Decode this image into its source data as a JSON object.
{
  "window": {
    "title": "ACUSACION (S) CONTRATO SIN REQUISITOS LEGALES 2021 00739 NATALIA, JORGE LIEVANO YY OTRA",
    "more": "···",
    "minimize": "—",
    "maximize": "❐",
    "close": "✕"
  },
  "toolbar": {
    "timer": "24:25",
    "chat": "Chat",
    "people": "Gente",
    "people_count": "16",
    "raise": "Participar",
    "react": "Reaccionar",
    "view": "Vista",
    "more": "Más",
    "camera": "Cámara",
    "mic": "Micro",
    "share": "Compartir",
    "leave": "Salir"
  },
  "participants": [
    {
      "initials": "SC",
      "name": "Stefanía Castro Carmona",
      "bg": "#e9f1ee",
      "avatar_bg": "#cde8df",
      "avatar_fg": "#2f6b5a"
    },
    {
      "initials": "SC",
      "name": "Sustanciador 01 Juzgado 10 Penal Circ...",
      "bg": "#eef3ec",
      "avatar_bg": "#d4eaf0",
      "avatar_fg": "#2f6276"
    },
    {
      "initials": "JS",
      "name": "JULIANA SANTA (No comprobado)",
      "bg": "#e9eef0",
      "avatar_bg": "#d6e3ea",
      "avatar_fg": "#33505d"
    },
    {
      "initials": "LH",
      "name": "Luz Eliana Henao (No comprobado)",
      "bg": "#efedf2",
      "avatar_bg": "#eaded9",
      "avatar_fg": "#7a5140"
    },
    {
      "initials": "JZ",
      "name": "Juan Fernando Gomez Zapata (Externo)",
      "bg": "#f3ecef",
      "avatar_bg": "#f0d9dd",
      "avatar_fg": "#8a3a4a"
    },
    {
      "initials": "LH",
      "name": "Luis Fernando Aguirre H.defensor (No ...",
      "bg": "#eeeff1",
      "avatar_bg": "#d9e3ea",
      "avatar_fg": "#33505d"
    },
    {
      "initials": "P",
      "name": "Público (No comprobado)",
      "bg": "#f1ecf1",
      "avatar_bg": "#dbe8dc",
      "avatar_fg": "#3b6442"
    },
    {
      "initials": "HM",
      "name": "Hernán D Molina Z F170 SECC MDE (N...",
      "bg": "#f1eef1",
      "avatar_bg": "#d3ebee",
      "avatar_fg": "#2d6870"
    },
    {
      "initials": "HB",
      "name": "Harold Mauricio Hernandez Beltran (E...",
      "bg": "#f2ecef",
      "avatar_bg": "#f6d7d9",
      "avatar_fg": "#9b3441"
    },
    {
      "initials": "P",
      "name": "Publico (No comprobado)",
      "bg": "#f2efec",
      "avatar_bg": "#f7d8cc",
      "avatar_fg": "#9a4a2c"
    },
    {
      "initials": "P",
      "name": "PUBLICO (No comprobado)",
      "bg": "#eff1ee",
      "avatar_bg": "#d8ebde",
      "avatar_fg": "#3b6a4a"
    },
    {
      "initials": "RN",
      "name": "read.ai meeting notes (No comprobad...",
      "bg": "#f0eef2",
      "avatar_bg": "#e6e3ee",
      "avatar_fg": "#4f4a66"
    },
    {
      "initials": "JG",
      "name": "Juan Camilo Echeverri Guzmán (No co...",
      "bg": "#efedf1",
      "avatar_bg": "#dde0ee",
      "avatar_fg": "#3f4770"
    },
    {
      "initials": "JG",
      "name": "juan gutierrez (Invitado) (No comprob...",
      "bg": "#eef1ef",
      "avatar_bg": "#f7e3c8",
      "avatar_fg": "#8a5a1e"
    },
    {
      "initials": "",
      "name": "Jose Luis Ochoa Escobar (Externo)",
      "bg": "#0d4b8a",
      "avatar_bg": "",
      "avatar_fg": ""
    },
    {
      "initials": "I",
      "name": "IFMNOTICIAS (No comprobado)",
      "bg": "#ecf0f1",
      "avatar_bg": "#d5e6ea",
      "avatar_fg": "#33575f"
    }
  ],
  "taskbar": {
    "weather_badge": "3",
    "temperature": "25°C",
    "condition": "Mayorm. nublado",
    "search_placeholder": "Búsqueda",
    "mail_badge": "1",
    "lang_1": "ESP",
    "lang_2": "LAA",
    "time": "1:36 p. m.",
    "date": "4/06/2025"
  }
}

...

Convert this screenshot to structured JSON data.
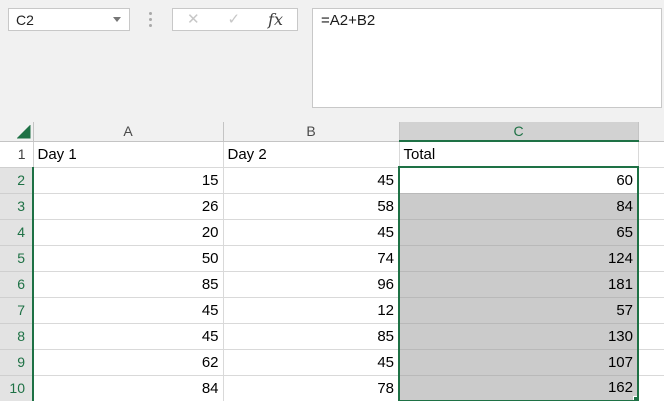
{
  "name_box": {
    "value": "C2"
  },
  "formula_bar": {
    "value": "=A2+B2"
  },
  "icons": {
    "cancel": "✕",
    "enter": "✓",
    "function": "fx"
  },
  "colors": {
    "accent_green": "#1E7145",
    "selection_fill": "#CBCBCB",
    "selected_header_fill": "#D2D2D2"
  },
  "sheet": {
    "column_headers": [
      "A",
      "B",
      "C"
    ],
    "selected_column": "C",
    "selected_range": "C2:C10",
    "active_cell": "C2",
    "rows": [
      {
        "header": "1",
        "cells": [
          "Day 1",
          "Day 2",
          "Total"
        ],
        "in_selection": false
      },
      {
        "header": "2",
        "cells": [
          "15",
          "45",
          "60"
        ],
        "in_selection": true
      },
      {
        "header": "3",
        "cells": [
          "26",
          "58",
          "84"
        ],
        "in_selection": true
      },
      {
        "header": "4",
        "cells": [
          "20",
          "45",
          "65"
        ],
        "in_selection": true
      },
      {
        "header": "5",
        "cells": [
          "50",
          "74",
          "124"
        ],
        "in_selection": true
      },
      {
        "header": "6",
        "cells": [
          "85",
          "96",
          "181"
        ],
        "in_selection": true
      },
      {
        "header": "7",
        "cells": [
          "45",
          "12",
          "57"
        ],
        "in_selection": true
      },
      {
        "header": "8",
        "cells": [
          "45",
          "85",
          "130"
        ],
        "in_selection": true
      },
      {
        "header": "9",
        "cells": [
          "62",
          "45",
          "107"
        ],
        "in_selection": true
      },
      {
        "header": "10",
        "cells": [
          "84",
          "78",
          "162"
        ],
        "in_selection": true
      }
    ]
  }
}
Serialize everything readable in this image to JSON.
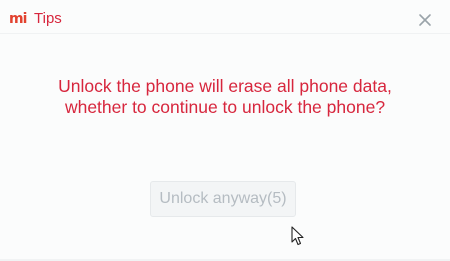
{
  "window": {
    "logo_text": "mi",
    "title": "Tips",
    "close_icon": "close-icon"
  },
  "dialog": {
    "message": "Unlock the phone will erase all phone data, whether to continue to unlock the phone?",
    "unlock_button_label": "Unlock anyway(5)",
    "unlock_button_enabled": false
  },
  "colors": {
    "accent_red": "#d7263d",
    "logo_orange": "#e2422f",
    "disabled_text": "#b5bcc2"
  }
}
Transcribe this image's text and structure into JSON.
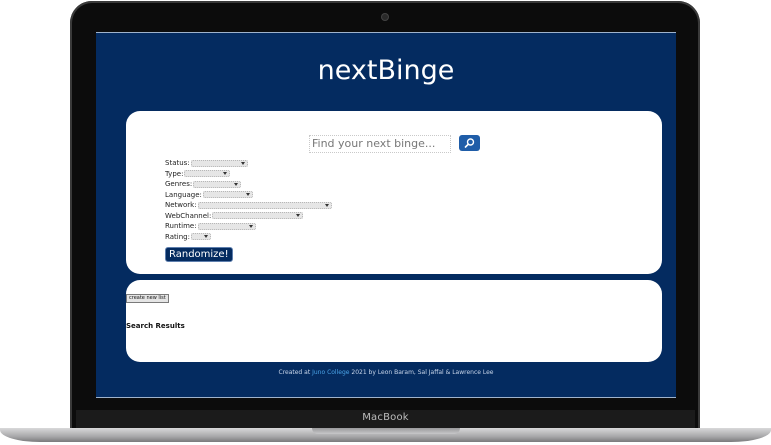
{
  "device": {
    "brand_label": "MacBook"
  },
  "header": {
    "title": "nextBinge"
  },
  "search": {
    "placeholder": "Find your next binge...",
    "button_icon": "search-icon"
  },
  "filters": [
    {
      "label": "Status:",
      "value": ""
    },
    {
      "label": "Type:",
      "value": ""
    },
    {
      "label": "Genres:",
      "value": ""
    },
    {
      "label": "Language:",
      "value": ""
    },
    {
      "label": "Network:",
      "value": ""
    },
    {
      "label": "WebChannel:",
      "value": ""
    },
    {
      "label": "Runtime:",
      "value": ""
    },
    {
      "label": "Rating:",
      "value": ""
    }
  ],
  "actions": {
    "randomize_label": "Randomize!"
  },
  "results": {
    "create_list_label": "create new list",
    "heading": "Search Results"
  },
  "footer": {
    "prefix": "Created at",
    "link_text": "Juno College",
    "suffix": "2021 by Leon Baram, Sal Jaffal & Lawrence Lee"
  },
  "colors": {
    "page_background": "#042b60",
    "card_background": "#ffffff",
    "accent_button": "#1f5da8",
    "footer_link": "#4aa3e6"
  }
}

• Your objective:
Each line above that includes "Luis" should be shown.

• Exercise answer:
      "name": "Luis Fernando Aguirre H.defensor (No ...",
      "name": "Jose Luis Ochoa Escobar (Externo)",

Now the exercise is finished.